Creativity. A must have for us, no? Whether you’re a novelist, blogger, sculptor or baker—or with anything you’re truly invested in doing—we need that creative muse to inspire us and enrich our work.
And how frustrating when that very creativity flies for the summer to Brazil.
We all have that happen, no? When you just can’t find that spark to save your stinkin’ life.
And we all also know that getting angry about it doesn’t help one blessed thing.
So, how do we find that creative spirit again?
A key lies in the opening here—the must have. How often do we feel pressured to produce? Often, no? We all have busy lives, in addition to whatever we are creating. And unless you’re retired, sometimes it’s even tough to find the time to carve out for your creative endeavor. Even if it has to be done.
And that’s an inspiration killer if ever there was one.
Maybe your boss is breathing down your neck. Maybe a deadline looms. All those “outer” circumstances aren’t going to change.
So, focus on the thing itself—keep your eye single—rather than the deadline.

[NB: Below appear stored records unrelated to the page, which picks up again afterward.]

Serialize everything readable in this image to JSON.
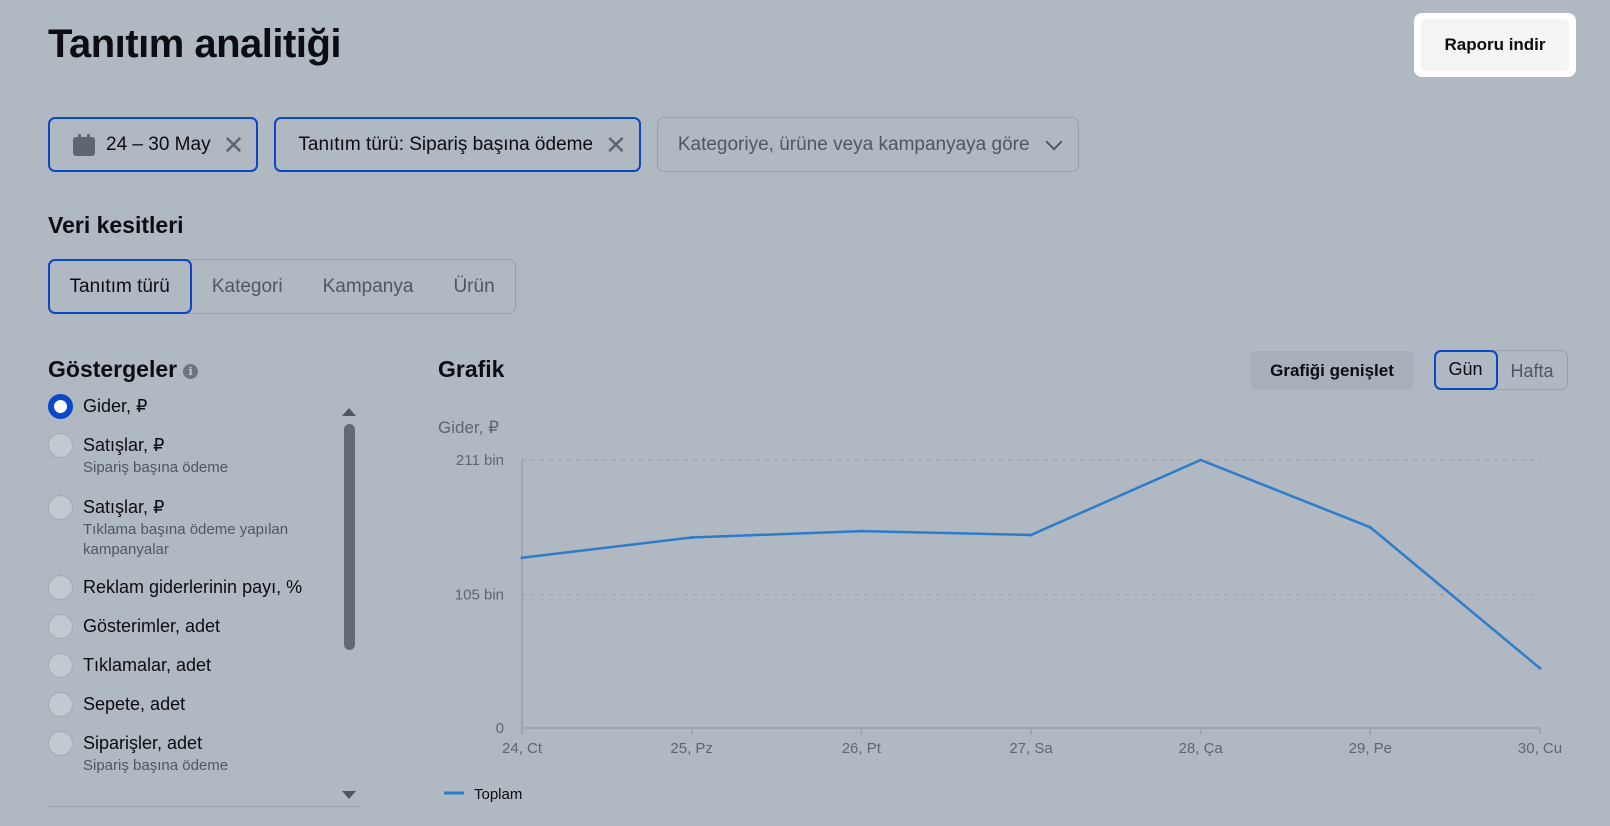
{
  "header": {
    "title": "Tanıtım analitiği",
    "download_label": "Raporu indir"
  },
  "filters": {
    "date": "24 – 30 May",
    "type": "Tanıtım türü: Sipariş başına ödeme",
    "category_placeholder": "Kategoriye, ürüne veya kampanyaya göre"
  },
  "slices": {
    "title": "Veri kesitleri",
    "tabs": [
      {
        "label": "Tanıtım türü",
        "active": true
      },
      {
        "label": "Kategori"
      },
      {
        "label": "Kampanya"
      },
      {
        "label": "Ürün"
      }
    ]
  },
  "indicators": {
    "title": "Göstergeler",
    "items": [
      {
        "label": "Gider, ₽",
        "selected": true
      },
      {
        "label": "Satışlar, ₽",
        "sub": "Sipariş başına ödeme"
      },
      {
        "label": "Satışlar, ₽",
        "sub": "Tıklama başına ödeme yapılan kampanyalar"
      },
      {
        "label": "Reklam giderlerinin payı, %"
      },
      {
        "label": "Gösterimler, adet"
      },
      {
        "label": "Tıklamalar, adet"
      },
      {
        "label": "Sepete, adet"
      },
      {
        "label": "Siparişler, adet",
        "sub": "Sipariş başına ödeme"
      }
    ]
  },
  "graph": {
    "title": "Grafik",
    "expand_label": "Grafiği genişlet",
    "period_day": "Gün",
    "period_week": "Hafta"
  },
  "chart_data": {
    "type": "line",
    "ylabel": "Gider, ₽",
    "x": [
      "24, Ct",
      "25, Pz",
      "26, Pt",
      "27, Sa",
      "28, Ça",
      "29, Pe",
      "30, Cu"
    ],
    "yticks": [
      {
        "value": 0,
        "label": "0"
      },
      {
        "value": 105,
        "label": "105 bin"
      },
      {
        "value": 211,
        "label": "211 bin"
      }
    ],
    "ylim": [
      0,
      211
    ],
    "series": [
      {
        "name": "Toplam",
        "color": "#2e7bcc",
        "values": [
          134,
          150,
          155,
          152,
          211,
          158,
          47
        ]
      }
    ],
    "grid": true,
    "legend": "bottom-left"
  }
}
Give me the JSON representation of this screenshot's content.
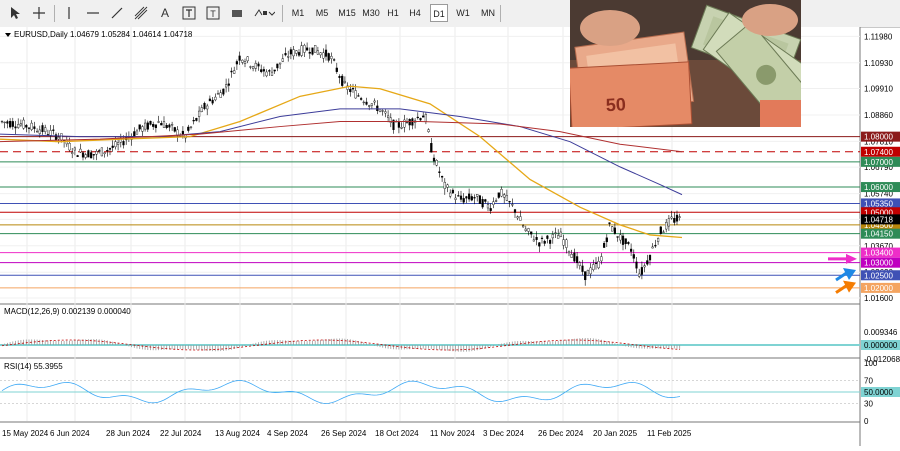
{
  "toolbar": {
    "tools": [
      "cursor-icon",
      "crosshair-icon",
      "vertical-line-icon",
      "horizontal-line-icon",
      "trendline-icon",
      "channel-icon",
      "text-icon",
      "text-label-icon",
      "rectangle-icon",
      "shapes-icon"
    ],
    "text_tool": "A",
    "label_tool": "T",
    "timeframes": [
      "M1",
      "M5",
      "M15",
      "M30",
      "H1",
      "H4",
      "D1",
      "W1",
      "MN"
    ],
    "active_timeframe": "D1"
  },
  "chart": {
    "symbol_line": "EURUSD,Daily  1.04679 1.05284 1.04614 1.04718",
    "price_axis": [
      "1.11980",
      "1.10930",
      "1.09910",
      "1.08860",
      "1.07810",
      "1.06790",
      "1.05740",
      "1.04718",
      "1.03670",
      "1.02620",
      "1.01600"
    ],
    "levels": [
      {
        "label": "1.08000",
        "color": "#8b1a1a"
      },
      {
        "label": "1.07400",
        "color": "#c00000"
      },
      {
        "label": "1.07000",
        "color": "#2e8b57"
      },
      {
        "label": "1.06000",
        "color": "#2e8b57"
      },
      {
        "label": "1.05350",
        "color": "#3f51b5"
      },
      {
        "label": "1.05000",
        "color": "#c00000"
      },
      {
        "label": "1.04500",
        "color": "#b8860b"
      },
      {
        "label": "1.04150",
        "color": "#2e8b57"
      },
      {
        "label": "1.03400",
        "color": "#ee2ec8"
      },
      {
        "label": "1.03000",
        "color": "#c000c0"
      },
      {
        "label": "1.02500",
        "color": "#3f51b5"
      },
      {
        "label": "1.02000",
        "color": "#f4a460"
      }
    ],
    "current_price": "1.04718",
    "dates": [
      "15 May 2024",
      "6 Jun 2024",
      "28 Jun 2024",
      "22 Jul 2024",
      "13 Aug 2024",
      "4 Sep 2024",
      "26 Sep 2024",
      "18 Oct 2024",
      "11 Nov 2024",
      "3 Dec 2024",
      "26 Dec 2024",
      "20 Jan 2025",
      "11 Feb 2025"
    ]
  },
  "macd": {
    "label": "MACD(12,26,9) 0.002139 0.000040",
    "axis": [
      "0.009346",
      "0.000000",
      "-0.012068"
    ]
  },
  "rsi": {
    "label": "RSI(14) 55.3955",
    "axis": [
      "100",
      "70",
      "50.0000",
      "30",
      "0"
    ]
  },
  "colors": {
    "grid": "#e6e6e6",
    "ma_fast": "#e6a817",
    "ma_mid": "#3c3c99",
    "ma_slow": "#b03030",
    "macd_signal": "#c00000",
    "rsi_line": "#3fa9f5"
  }
}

It won’t make the deadline go away, but it will free you up, at least for a time. And often, just a few minutes will light the spark.
Find your creative spirit again by taking the pressure off.
You can also change your mind about how you work. Which will change your mind as you do it.
Before you begin, see the project going well. Visualize yourself enjoying the time as you produce what you produce. Make it your intent to have fun with it.
This sounds simplistic and too easy. But I promise—if you do this every time, a switch in your brain will flick and creativity will shine forth so much more easily.
Take all of those “I can’t,” “I don’t know,” “I’m overwhelmed” thoughts and instead put in their position, “What if . . .?”
If you stay in a place of feeling overwhelmed, or stumped, or doubting whether you can do something, and instead ask open-ended questions, you’re much more likely to have solutions bubbling up from your intuition.
And that’s where creativity lives.
“What if” questions open the door new ideas.
As Einstein said, “To raise new questions, new possibilities, to regard old problems from a new angle, requires creative imagination.”
Okay, so sometimes your mind is on a continuous reel you just can’t seem to stop. And it’s really hard to focus on a creative endeavor when you have fifty-four other necessary tasks running through your mind.
So, you need a way to derail that circular train.
Meditate. Even if for 15 minutes. Go for a walk. Soak in a tub. Do anything that quiets the mind, again, even if only for a short time.
The bigger the project, the more time you may need to spend on this quieting process. I counsel my editing clients, once they send manuscripts to me, and in between major revisions, to go stare at the water, go hike a mountain. It takes a while to get all those characters and plot lines out of your head.
But getting them out causes you to return with fresh eyes.
If a writer, sit in stream of consciousness, penning as you go. A Western painter I know will do watercolor abstracts in between. A friend who’s a renowned sculptor will make simple pots and ashtrays now and then—you know, the kind we made in elementary school!
Just do something in your field you that takes no thought, and let it flow.
Learn a new skill.
Anything new. Take up basket weaving or speaking Spanish. This again jumpstarts the brain.
Don’t have time to learn Spanish before that report or blog or short story is due? Make a new recipe. Learn a new yoga move.
The point is, it doesn’t matter what the thing is, just that you haven’t done it before.
I can be in the most creatively arid place in the world, and read a great novel and inspiration just surges. To a lesser extent, movies do this for me as well. As does visiting the museum. Or watching a glassblower at work.
It doesn’t really matter what sort of art you’re perusing. The point is to engage the right side of the brain—the one in charge of feelings, perceptions—rather than the left hemisphere, which carries out logic.
It’s that right side where your creativity lives, and where it thrives.
All of these have in common taking your mind out of its rut, which unburies creativity from the mud and mire. And that’s the point, no? Because creativity really didn’t fly to Brazil—it’s still there, ready to flourish again in the light.
You just have to find that light.
“Think left and think right and think low and think high. Oh, the thinks you can think up if only you try.”
How do you woo your creative muse?
Award-winning writer and editor Susan Mary Malone is the author of the novels, "I Just Came Here to Dance" and "By the Book," as well as four co-authored nonfiction books, including "What’s Wrong with My Family?" and many published short stories. Forty-plus Malone-edited books have now sold to traditional publishers.